Those side effects may be bothering at some point!
Because of how it works and play with a woman’s hormones (just like any other medications) and ovulation cycles, oral contraceptives bring along its list of uncomfortable side effects, and understandably these are side effects brought about by hormonal levels. In a study done by (Ehsanpour, Mohammadifar, Shahidi, & Nekouyi, 2010), in their comparative study on the attitude of users towards contraceptive methods, they found out that although many users believed that the use of low-dose (LD) pills was an effective contraceptive method, frequency of attitude scores was lower compared to the other methods. It can be considered that the hesitation among women to use the pill was brought about by the side effects of the pills. Here are the common side effects of taking oral contraceptives.
- Increase in weight
- Breasts tenderness
- Irregular menstrual cycles
- Changes in the mood
- Disinterest in sexual desires
Other physical effects of oral contraceptives, and are considered serious, are increased incidence of clot or thrombus formation in the vein (thromboembolism), myocardial infarction, and ischemic stroke. In addition to that, although it might not suggest direct link, but there are associations related to oral contraceptives use and the development of migraines, increased blood pressure, cervical cancer, breast cancer and abnormalities of the fetus.
Psycho-emotional effects of oral contraceptives are not excluded in the list of side effects. In several researches, it was found out that women who were using the birth control method presented more symptoms of borderline personality disorder, a kind of mood disorder that affects emotion, control, self -perception and relationships with other people. Higher rates of depression were also expressed by women who take oral contraception. Social behavior is also said to be affected when using the hormonal pill. In experimental studies done on macaques and cynomolgus monkeys, it was observed that these primates develop either aggression towards other monkeys or complex interactions with social hierarchies thus suggesting that hormonal pills do have effects on social interaction.
How do I manage the side effects?
Uncomfortable side effects of these pills can be managed and controlled within 3 to 5 months of continued use. Among different oral contraceptive use, there are no reported evidence of changes with regards to sore breast, changes in mood, and nausea. Bleeding in the first month is expected, but if there is persistent and increasing bleeding then medical attention is needed. If acne develops when using hormonal pills that are mainly progestin in content, the woman is usually advised to change to a combined method if possible. Most of the time side effects are alleviated by switching methods per doctor’s advice.

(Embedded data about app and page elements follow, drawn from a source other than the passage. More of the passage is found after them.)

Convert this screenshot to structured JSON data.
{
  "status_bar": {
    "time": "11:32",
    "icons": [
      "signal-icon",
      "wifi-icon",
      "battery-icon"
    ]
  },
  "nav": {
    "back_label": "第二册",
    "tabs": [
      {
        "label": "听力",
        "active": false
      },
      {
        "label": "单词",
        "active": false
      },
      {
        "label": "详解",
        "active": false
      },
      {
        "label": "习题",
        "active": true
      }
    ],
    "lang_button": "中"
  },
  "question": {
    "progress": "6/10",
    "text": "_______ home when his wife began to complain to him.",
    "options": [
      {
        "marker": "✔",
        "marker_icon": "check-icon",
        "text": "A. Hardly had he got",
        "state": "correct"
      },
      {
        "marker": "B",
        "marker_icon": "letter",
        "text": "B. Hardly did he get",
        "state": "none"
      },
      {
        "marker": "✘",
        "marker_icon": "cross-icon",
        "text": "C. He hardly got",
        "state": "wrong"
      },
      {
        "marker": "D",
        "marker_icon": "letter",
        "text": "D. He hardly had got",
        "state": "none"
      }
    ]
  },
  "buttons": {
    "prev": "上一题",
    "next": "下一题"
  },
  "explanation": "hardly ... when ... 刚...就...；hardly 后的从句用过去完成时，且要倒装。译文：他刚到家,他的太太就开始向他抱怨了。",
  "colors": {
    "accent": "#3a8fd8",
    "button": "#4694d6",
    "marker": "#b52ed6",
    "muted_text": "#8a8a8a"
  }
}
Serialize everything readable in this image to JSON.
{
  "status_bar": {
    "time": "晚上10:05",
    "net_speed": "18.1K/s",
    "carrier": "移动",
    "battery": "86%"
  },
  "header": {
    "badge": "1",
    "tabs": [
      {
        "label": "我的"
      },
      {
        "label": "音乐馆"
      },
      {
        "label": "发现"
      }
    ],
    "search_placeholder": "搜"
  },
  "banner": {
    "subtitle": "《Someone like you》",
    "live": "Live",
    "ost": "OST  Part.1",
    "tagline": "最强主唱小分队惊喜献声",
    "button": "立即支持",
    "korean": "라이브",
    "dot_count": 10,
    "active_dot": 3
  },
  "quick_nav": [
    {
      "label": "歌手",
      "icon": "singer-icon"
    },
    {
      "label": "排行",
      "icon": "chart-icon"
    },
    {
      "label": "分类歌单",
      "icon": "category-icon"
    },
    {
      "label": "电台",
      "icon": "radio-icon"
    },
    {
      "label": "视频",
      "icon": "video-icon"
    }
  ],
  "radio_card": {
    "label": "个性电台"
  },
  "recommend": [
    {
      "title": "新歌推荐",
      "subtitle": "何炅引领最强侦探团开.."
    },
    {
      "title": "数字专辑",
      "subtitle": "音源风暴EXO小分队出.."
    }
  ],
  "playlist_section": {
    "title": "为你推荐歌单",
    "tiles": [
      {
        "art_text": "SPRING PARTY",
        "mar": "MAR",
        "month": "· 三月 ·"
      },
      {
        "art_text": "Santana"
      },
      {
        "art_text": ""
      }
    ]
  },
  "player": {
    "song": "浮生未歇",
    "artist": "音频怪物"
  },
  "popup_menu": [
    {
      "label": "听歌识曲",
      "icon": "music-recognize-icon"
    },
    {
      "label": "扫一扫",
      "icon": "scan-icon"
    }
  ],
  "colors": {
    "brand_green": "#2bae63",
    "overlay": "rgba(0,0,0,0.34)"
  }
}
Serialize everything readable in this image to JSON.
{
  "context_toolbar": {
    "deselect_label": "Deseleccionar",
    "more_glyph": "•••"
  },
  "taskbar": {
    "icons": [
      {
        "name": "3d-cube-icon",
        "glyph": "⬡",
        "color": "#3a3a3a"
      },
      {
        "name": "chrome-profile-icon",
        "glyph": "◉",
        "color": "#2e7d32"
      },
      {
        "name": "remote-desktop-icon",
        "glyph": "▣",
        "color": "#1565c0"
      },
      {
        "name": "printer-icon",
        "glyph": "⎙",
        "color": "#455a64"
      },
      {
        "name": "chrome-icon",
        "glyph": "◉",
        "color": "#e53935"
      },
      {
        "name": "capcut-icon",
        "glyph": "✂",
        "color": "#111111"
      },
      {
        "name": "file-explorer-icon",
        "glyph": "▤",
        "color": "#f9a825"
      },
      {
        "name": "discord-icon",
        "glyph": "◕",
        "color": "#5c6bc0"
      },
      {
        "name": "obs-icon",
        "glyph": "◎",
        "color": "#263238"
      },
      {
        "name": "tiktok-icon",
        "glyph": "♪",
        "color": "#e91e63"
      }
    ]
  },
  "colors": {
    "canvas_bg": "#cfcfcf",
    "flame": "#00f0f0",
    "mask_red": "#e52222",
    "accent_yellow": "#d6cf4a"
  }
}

However, even with the mentioned risks and side effects brought about by these pills, it is still acceptable that oral contraceptives are safe for effectively preventing untimely and unwanted pregnancies. It only needs visit to the doctor so that a woman can properly choose the right pill for her.
Author: Sarah Catina RN
Ehasapour, S., Mohammadifard, M., Shahidi, S. & Nekouyi, N. (2010). A comparative study on attitude of
contraceptive methods users towards common contraceptive methods. Iran J Nurs Midwifery Res. 15(Suppl1): 363-370 Retrieved from https://www.ncbi.nlm.nih.gov/pmc/articles/PMC3208930/
Hall, K., White, K., Reame, N. & Westhoff, C. (2010). Studying the use of oral contraception: A review of
measurement approaches. J Womens Health. 19(12):2203-2210 DOI: 10.1089/jwh.2010.1963
Welling, L. (2013). Psychobehavioral effects of hormonal contraceptive use. Sage Publishing. 11(3)